Sometimes, it takes an outsider to really understand what's important about a place. That's why you just gotta love Gene Lyons. He's a Yankee, but damned if we don't love him.
A New Jersey boy by birth, in October 1978 Lyons had been living in Arkansas a little over six years, having married a woman from Little Rock while at the University of Virginia. With less than a decade of Arkiedom under his belt, Lyons still had the nerve to write his take on the state and her citizens: "An Outsider's Love Affair with Arkansas." The result:
Lyons on geography:
"Back home, people don't know where Arkansas is and, therefore, are hardly preoccupied with WHAT it is.
'Where you living now?' an uncle or cousin will ask.
'Arkansas,' I'll say.
'Orkinsaw, huh?' 'Ockinsaw, that's out near Vegas someplace, ain't it? Whadda yis do, go over to Vegas for the weekend?'
'Nah,' I'll say, 'we don't need to. We've got our own race track.' 'No kidding? Trotters or flats?…' "
"The best thing about Arkansas is the women. The men don't deserve them. For every cotton-headed, drawling lamebrain who prates about her ancestors and her beaux, there are three charming, funny and gutsy ladies of substance. Only the power of the universal mating urge can be adduced as the reason they put up with Arkansas men, generally an inferior lot given to smug preening and the striking of poses. Who has not sat in a bar or restaurant and watched some heartbreaking beauty escorted by a clown in pastel polyester, white shoes and styled hair whose entire conversation is limited to football, poontang, money, and the wiles of the largemouth bass?"
"Southerners forced almost literally at gunpoint to integrate public facilities now boast that they have come a lot further in that regard than Yankees. In rural locations and small cities like Little Rock there is a plausible body of surface evidence to indicate that. But only because there are no really isolated suburbs to flee to. Where there are, such as in Atlanta, residential apartheid across municipal borders is as much the rule - in the "Sunbelt" - as in my home state. Yankees have always been hypocrites on the subject of race; now Southerners have joined them. I see little cheering in that."

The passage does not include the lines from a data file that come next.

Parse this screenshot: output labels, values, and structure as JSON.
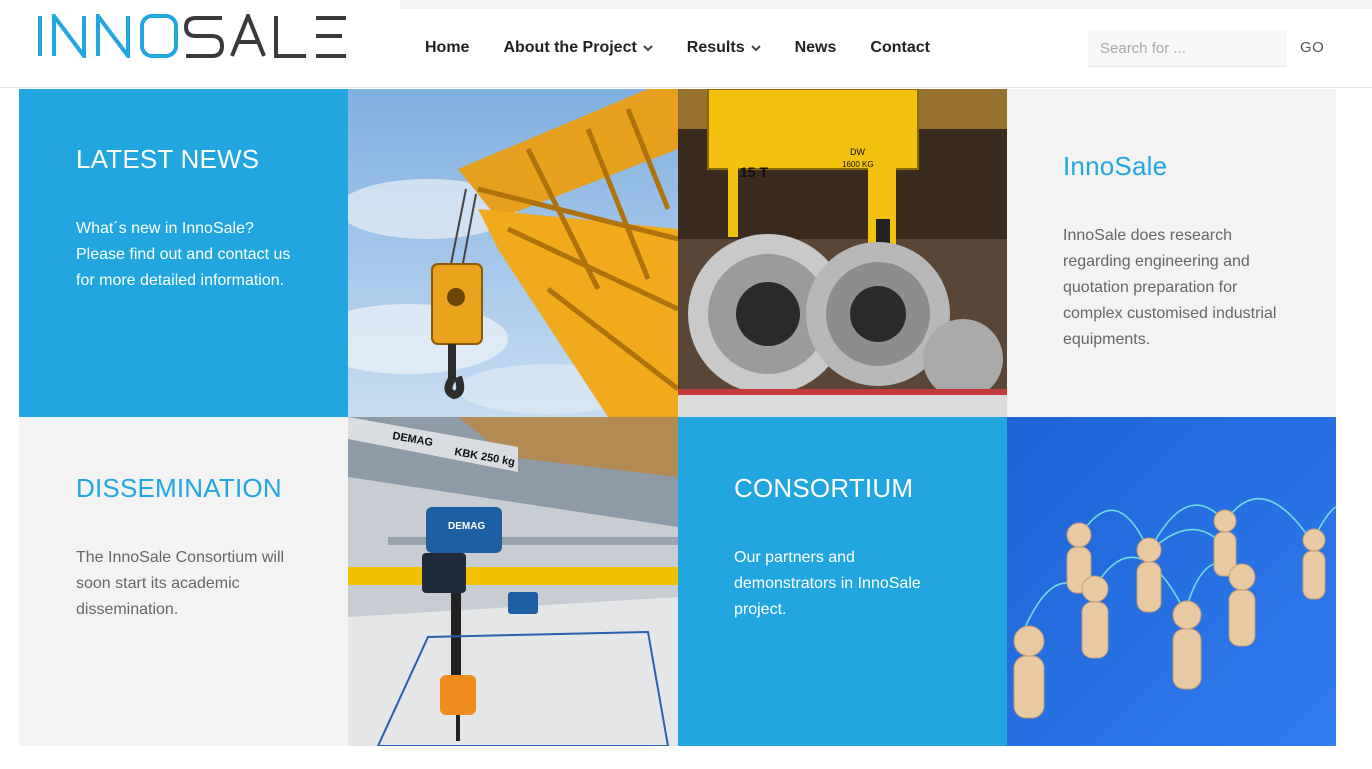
{
  "brand": {
    "logo_text_a": "INNO",
    "logo_text_b": "SALE"
  },
  "nav": {
    "items": [
      {
        "label": "Home",
        "dropdown": false
      },
      {
        "label": "About the Project",
        "dropdown": true
      },
      {
        "label": "Results",
        "dropdown": true
      },
      {
        "label": "News",
        "dropdown": false
      },
      {
        "label": "Contact",
        "dropdown": false
      }
    ]
  },
  "search": {
    "placeholder": "Search for ...",
    "go_label": "GO"
  },
  "tiles": {
    "latest_news": {
      "title": "LATEST NEWS",
      "text": "What´s new in InnoSale? Please find out and contact us for more detailed information."
    },
    "innosale": {
      "title": "InnoSale",
      "text": "InnoSale does research regarding engineering and quotation preparation for complex customised industrial equipments."
    },
    "dissemination": {
      "title": "DISSEMINATION",
      "text": "The InnoSale Consortium will soon start its academic dissemination."
    },
    "consortium": {
      "title": "CONSORTIUM",
      "text": "Our partners and demonstrators in InnoSale project."
    }
  },
  "images": {
    "hoist_sign_1": "15 T",
    "hoist_sign_2": "DW",
    "hoist_sign_3": "1600 KG",
    "crane_brand": "DEMAG",
    "crane_label": "KBK 250 kg",
    "hoist_brand": "DEMAG"
  },
  "colors": {
    "accent": "#22a6df",
    "logo_dark": "#3a3a3a",
    "logo_blue": "#22a6df",
    "grey_tile": "#f3f3f3"
  }
}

"I read in the Arkansas Democrat about the establishment of something called The Whole Person Center in Little Rock. There, individuals and couples are paying real money to a man, who among other things, teaches them how to close their eyes and concentrate hard on the mysteries and wonders of their left foot… One woman at the Center identified as a social worker interrupted her chant of 'Om, Om on the Range' to tell the reporter that she was happy 90 percent of the time and was there to work on the other 10 percent. How would you like to have HER on your case? Down in the East End of Little Rock, if that's where she does her social work, I'm sure she's regarded as one of nature's genuine wonders, like the Flying Nun."
Lyons went on to write books, more articles for the Times and a weekly column, now nationally syndicated, for the Arkansas Democrat-Gazettte.